Microfilm from the Alaska Newspaper Project is available in the public area of level 2 in the metal filing cabinets straight back from the entrance. There is a navy blue bound book Alaska Newspapers on Microfilm that lists the newspapers alphabetically first by city and then by title of the publication and gives the cabinet number location for each publication.

Limited research services are provided by reference archivists as time and staffing allows. It may not always be possible for archivists to conduct research for patrons. A $50 an hour fee is charged for searches that require more than thirty minutes.

The archives staff considers volunteers and interns on a case-by-case basis.

Unfortunately, we do not have the funds for paid internships at this time. If you’re interested in volunteering or interning please contact us at UAF-APR-reference-Service@alaska.edu.

To search the UAF Library Catalog for Alaska Film Archives holdings

  1. Start at the Rasmuson Library Home page
  2. Click the Books (Library Catalog) tab and click the link to the Library Catalog.
  3. In the words or phrase box, type in the word or phrase you wish to search for such as: Barrow, Bristol Bay fishing, gold mining, etc.
  4. In the type box, select Archival Video from the drop-down menu.
    Archival Film search
  5. Click Search.

Understanding your search results

  1. A list of film and videos will appear containing your search words in the titles or summaries. Titles in brackets [ ] represent raw footage and are not finished productions.
  2. Click on a title that interests you.
    Click the title of the record to view more information
  3. Click Catalog Record to obtain summary information.
    Click Catalog Record to view more information about the item
  4. For items you wish to view, write down the call number (AAF-Number located in the summary text or at the bottom of the Item Information screen).
    Write down the call number
  5. Viewing copies may be checked out by requesting your selected call numbers at the Level 4 Media Desk of the Rasmuson Library on the UAF Campus.

    For off-campus checkout throughout the world, please contact our Interlibrary Loan office at (907) 474-5348 or uaf-lend@alaska.edu - *Some fees may apply for this service*

  6. Some records contain a URL or chain-link icon.
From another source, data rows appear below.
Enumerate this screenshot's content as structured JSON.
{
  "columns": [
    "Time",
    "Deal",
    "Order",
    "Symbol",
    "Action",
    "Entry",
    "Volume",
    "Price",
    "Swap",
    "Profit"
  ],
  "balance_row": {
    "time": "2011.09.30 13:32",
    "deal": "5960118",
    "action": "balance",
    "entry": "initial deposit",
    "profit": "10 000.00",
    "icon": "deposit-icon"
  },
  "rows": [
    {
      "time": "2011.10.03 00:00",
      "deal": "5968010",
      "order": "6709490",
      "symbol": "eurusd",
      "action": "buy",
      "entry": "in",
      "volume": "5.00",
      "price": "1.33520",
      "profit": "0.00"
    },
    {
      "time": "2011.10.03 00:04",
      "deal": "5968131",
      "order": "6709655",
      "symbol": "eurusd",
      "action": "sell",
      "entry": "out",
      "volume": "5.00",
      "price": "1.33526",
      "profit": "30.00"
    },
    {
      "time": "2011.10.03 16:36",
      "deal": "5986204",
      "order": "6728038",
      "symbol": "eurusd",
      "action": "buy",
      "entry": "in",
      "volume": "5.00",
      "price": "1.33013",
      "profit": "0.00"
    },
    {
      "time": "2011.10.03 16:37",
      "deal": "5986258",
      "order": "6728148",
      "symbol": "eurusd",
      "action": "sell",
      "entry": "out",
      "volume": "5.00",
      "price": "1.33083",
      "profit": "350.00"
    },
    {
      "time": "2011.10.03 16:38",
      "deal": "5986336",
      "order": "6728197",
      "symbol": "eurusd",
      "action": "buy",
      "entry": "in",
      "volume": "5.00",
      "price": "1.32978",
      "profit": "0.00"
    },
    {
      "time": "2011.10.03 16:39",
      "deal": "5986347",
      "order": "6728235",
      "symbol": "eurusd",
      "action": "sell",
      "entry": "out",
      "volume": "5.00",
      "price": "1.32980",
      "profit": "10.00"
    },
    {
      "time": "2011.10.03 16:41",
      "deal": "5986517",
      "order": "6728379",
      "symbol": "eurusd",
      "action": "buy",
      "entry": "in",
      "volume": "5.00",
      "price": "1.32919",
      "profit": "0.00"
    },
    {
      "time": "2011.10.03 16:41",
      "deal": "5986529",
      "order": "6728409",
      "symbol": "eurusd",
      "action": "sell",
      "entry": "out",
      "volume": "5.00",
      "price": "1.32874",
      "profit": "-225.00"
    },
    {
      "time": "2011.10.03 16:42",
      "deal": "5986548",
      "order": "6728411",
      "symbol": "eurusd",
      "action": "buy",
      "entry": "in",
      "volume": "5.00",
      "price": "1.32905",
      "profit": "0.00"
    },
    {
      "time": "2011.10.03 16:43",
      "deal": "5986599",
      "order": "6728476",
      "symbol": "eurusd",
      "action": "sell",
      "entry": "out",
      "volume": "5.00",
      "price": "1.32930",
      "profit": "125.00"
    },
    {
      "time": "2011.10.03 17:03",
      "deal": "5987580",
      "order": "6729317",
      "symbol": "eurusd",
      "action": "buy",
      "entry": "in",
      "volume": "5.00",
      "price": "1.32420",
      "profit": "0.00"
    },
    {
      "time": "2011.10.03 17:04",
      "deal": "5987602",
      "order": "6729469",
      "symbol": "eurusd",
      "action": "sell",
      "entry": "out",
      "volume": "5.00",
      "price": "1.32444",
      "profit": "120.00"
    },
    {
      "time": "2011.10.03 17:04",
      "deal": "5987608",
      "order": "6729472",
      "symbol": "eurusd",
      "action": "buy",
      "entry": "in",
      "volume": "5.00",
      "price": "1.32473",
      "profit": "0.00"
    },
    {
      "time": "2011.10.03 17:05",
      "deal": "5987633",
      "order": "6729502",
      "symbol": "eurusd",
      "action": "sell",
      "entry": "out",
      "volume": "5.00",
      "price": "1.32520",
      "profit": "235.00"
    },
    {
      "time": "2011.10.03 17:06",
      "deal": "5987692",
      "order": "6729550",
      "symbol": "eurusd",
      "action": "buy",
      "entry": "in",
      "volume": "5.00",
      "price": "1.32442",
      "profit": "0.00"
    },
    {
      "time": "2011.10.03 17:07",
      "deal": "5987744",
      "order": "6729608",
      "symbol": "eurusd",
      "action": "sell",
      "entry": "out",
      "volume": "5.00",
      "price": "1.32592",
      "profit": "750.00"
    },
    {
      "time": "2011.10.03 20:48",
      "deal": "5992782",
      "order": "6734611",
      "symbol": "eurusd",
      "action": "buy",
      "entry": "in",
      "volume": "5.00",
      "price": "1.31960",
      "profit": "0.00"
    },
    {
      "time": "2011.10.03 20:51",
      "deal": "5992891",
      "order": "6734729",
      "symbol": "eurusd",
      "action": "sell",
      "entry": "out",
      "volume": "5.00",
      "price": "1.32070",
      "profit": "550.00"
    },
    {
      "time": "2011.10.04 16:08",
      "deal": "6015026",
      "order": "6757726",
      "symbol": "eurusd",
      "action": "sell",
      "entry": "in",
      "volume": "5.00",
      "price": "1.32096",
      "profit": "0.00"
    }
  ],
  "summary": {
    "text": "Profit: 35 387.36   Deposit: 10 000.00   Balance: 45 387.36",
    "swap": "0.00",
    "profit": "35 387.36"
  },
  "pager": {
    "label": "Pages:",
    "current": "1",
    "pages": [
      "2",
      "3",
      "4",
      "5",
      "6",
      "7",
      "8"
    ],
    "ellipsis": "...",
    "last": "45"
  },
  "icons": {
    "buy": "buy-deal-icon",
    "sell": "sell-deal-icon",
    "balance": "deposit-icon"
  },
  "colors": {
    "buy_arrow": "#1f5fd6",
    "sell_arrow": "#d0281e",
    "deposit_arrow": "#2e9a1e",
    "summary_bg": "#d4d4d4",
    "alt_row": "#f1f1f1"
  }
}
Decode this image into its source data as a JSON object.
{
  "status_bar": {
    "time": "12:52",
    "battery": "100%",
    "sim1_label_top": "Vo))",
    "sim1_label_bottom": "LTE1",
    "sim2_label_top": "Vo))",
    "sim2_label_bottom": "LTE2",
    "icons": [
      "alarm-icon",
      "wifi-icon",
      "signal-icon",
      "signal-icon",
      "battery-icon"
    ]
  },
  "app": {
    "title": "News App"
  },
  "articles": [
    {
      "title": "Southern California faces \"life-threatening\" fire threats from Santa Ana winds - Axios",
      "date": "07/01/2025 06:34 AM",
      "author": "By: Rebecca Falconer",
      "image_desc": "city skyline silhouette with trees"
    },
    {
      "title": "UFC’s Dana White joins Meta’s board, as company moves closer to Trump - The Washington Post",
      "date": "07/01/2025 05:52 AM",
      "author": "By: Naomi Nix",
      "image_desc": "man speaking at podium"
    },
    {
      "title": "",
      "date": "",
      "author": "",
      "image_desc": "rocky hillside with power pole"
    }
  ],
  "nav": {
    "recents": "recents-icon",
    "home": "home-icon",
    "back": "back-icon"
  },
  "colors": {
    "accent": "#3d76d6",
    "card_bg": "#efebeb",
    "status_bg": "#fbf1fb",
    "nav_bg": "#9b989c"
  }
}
Click URL or the chain-link icon to view a short clip.
    Items with a URL may be viewed online

Other ways to search for archival film

For additional information on collections, or to make arrangements to use images in websites, videos, PowerPoint or other presentations, or any form of broadcast or nonbroadcast production, contact:

Alaska Film Archives
University of Alaska Fairbanks
PO Box 756808
Fairbanks, AK 99775-6808

Angela Schmidt - Film Archivist
(907) 474-5357 ajschmidt@alaska.edu